Licensed Therapist, MA
I started as a therapist over 14 years ago, working in different mental health environments. Many people with OCD that weren't being treated for it crossed my path and weren't getting better. I decided that I wanted to help people with OCD, so I became an OCD therapist, and eventually, a clinical supervisor. I treated people using Exposure and Response Prevention (ERP) and saw people get better day in and day out. I continue to use ERP because nothing is more effective in treating OCD.
Licensed Therapist, LCMHC
When I started treating OCD, I quickly realized how much this type of work means to me because I had to learn how to be okay with discomfort and uncertainty myself. I’ve been practicing as a licensed therapist since 2016. My graduate work is in mental health counseling, and I use Exposure and Response Prevention (ERP) therapy because it’s the gold standard of OCD treatment.
Licensed Therapist, MA

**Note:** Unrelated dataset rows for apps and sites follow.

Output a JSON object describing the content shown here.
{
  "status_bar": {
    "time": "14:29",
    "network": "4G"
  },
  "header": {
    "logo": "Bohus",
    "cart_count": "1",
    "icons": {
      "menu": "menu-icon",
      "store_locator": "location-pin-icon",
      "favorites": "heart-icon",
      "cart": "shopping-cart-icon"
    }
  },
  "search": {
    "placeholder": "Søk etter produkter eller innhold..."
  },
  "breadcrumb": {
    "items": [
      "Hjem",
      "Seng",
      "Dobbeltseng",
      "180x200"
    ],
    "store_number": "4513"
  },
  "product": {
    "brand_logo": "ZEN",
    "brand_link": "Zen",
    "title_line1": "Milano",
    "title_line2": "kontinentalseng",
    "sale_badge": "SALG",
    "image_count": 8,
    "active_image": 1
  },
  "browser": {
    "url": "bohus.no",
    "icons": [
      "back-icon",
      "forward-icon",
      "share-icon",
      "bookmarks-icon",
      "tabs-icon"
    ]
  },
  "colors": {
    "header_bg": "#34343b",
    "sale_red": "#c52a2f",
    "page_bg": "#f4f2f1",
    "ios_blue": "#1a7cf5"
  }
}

I have personally struggled with OCD and know what it's like to feel controlled by intrusive thoughts and compulsions, and to also overcome it using the proper therapy. I’ve been a licensed therapist since 2017. I have an M.A. in Clinical Mental Health Counseling, and practice Exposure and Response Prevention (ERP) therapy. I know by experience how effective ERP is in treating OCD symptoms.